Start of Data for the task

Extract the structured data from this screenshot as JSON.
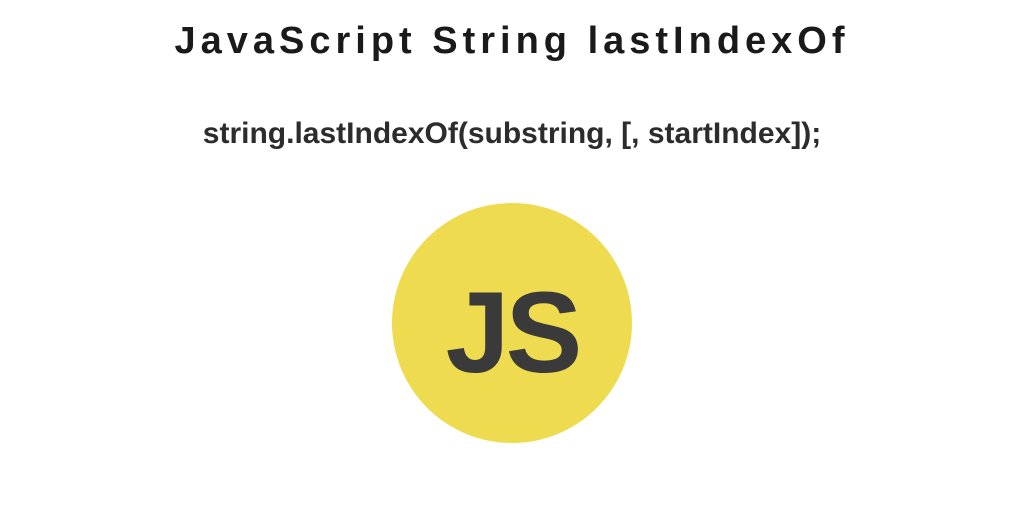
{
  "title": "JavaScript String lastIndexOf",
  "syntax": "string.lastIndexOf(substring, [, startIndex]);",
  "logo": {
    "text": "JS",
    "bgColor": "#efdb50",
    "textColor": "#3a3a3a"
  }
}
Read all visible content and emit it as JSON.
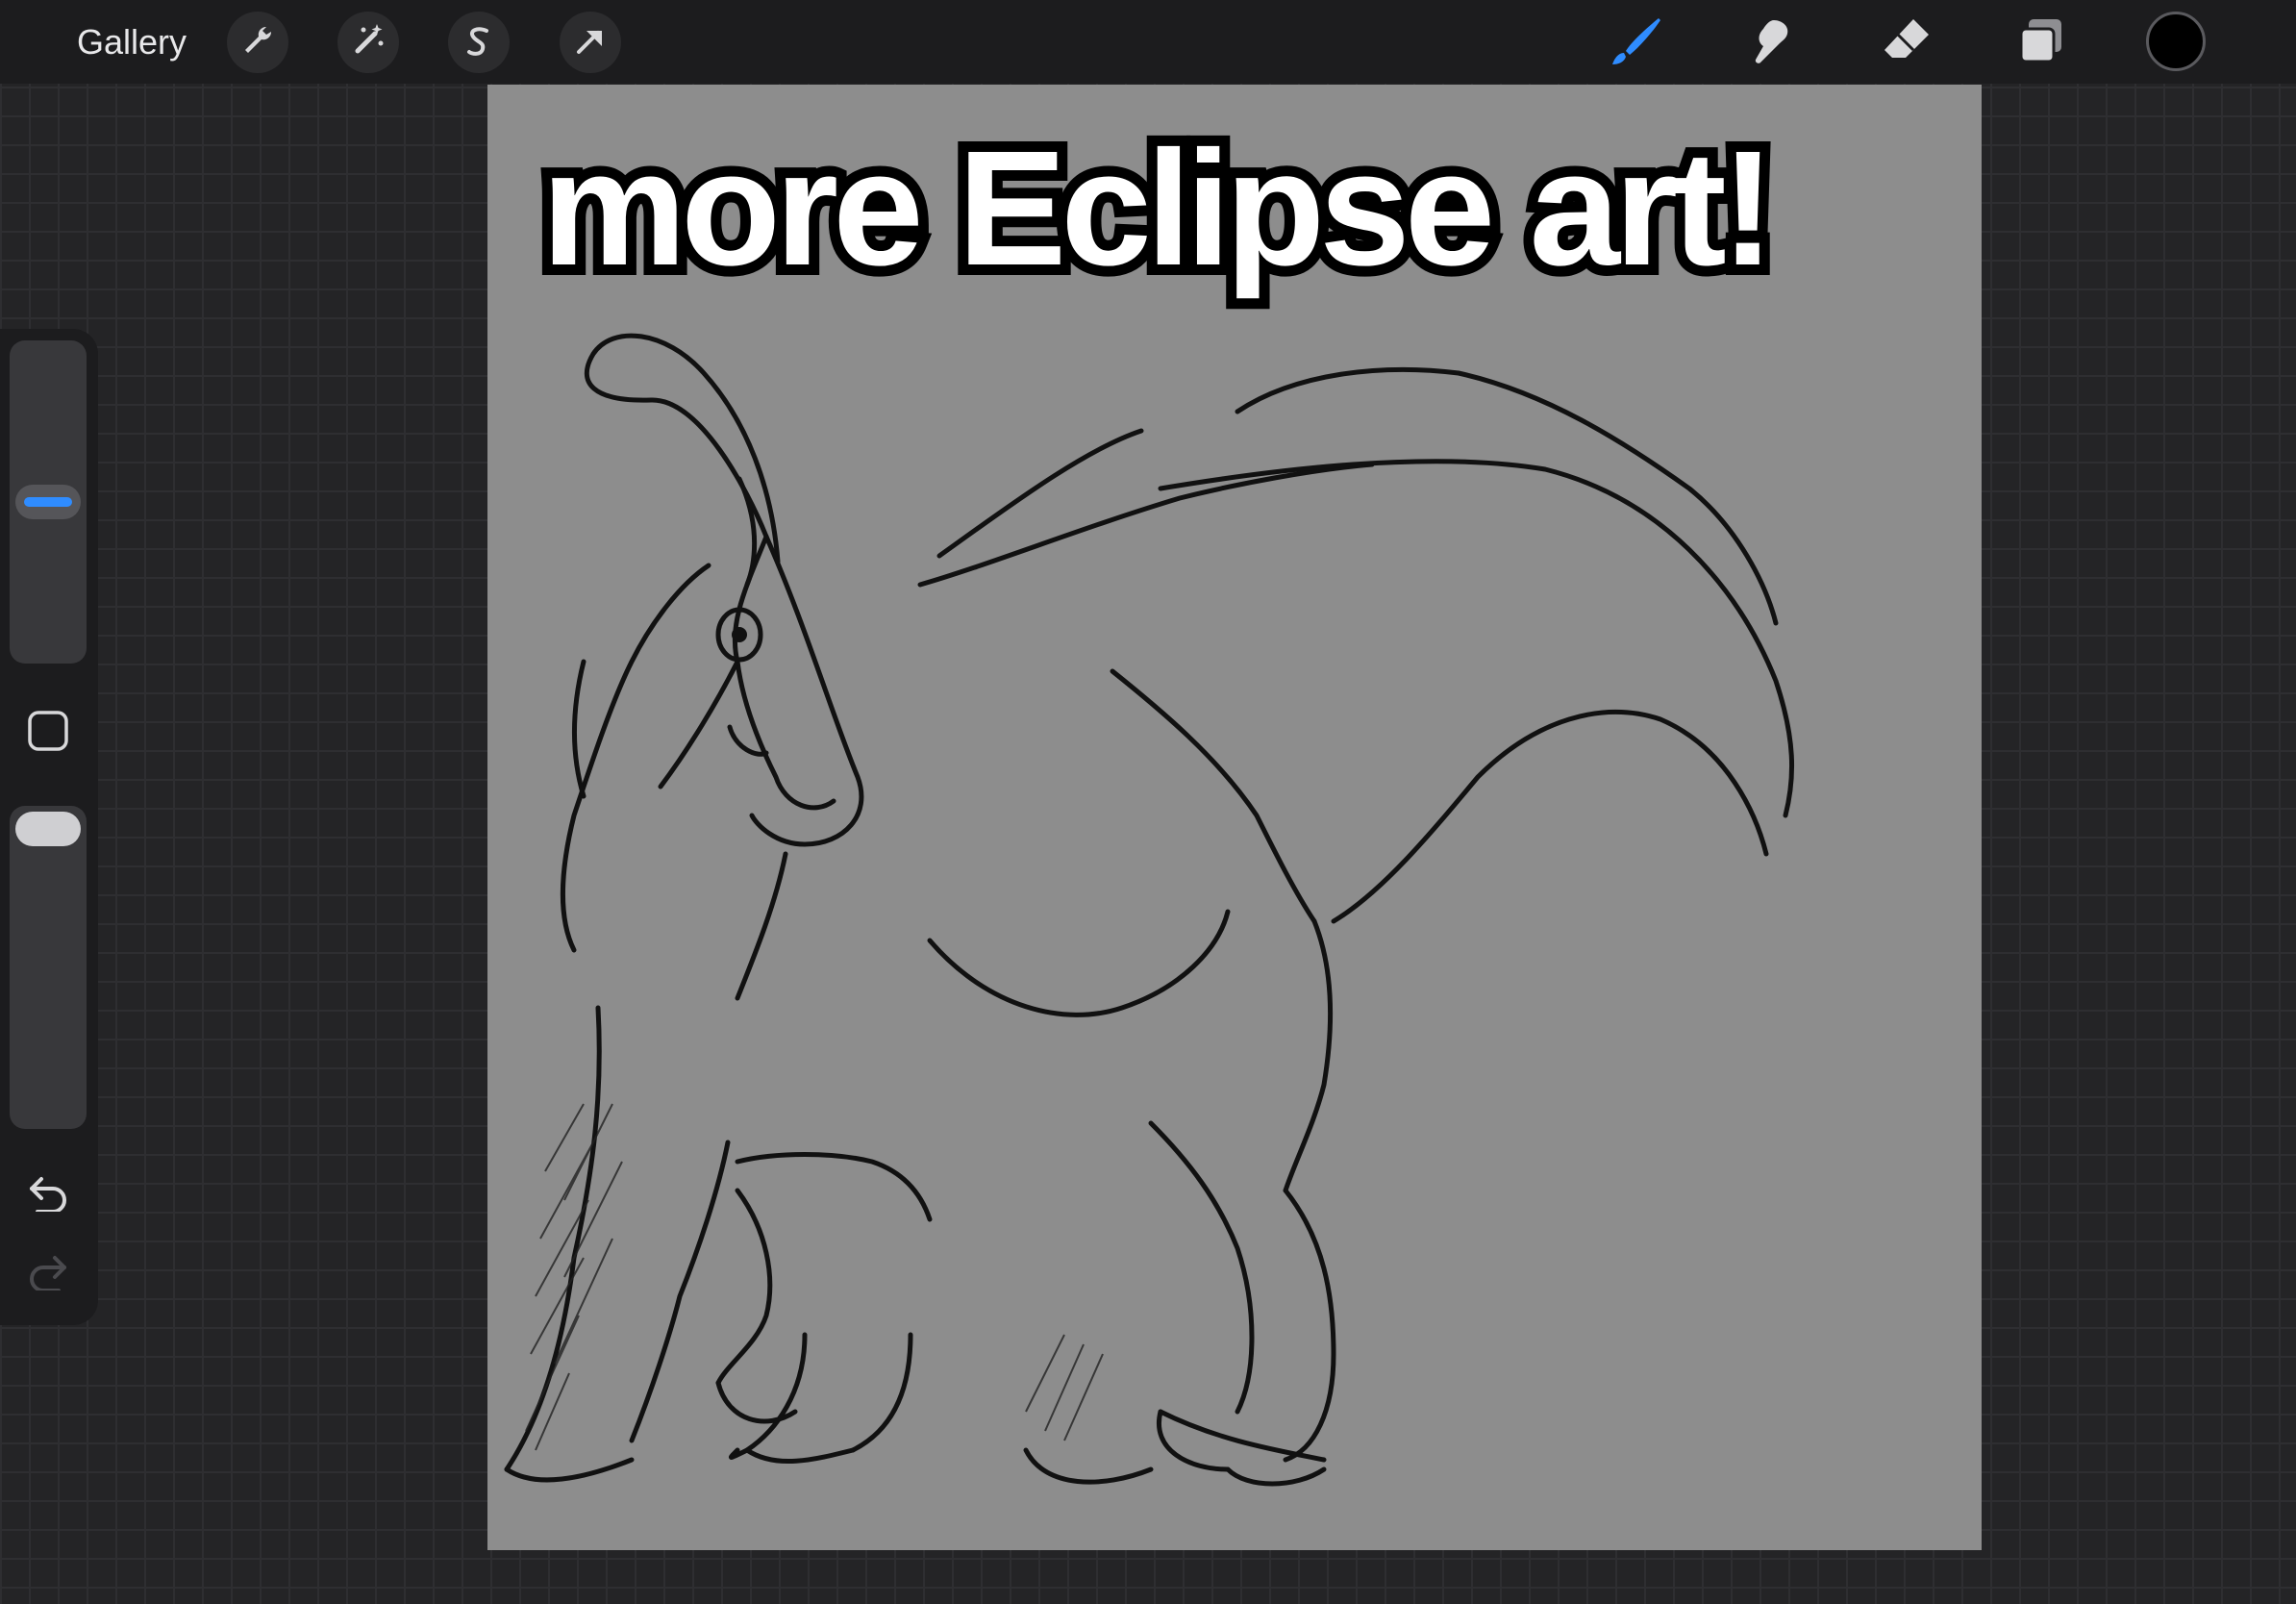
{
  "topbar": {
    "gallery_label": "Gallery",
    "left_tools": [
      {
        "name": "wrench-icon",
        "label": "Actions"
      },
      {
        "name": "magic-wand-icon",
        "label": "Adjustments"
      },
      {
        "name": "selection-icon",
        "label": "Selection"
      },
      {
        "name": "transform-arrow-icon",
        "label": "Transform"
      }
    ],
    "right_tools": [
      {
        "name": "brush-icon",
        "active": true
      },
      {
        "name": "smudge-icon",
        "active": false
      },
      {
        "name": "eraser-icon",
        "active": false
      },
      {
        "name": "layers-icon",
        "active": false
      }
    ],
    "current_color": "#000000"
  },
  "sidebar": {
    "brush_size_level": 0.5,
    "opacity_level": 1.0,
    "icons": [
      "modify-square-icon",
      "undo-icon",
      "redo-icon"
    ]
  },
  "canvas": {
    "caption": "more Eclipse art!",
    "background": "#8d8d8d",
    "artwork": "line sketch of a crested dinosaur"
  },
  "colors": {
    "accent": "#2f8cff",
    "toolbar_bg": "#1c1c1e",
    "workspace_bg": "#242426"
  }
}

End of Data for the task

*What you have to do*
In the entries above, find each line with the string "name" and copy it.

*Reply to the exercise*
        "name": "wrench-icon",
        "name": "magic-wand-icon",
        "name": "selection-icon",
        "name": "transform-arrow-icon",
        "name": "brush-icon",
        "name": "smudge-icon",
        "name": "eraser-icon",
        "name": "layers-icon",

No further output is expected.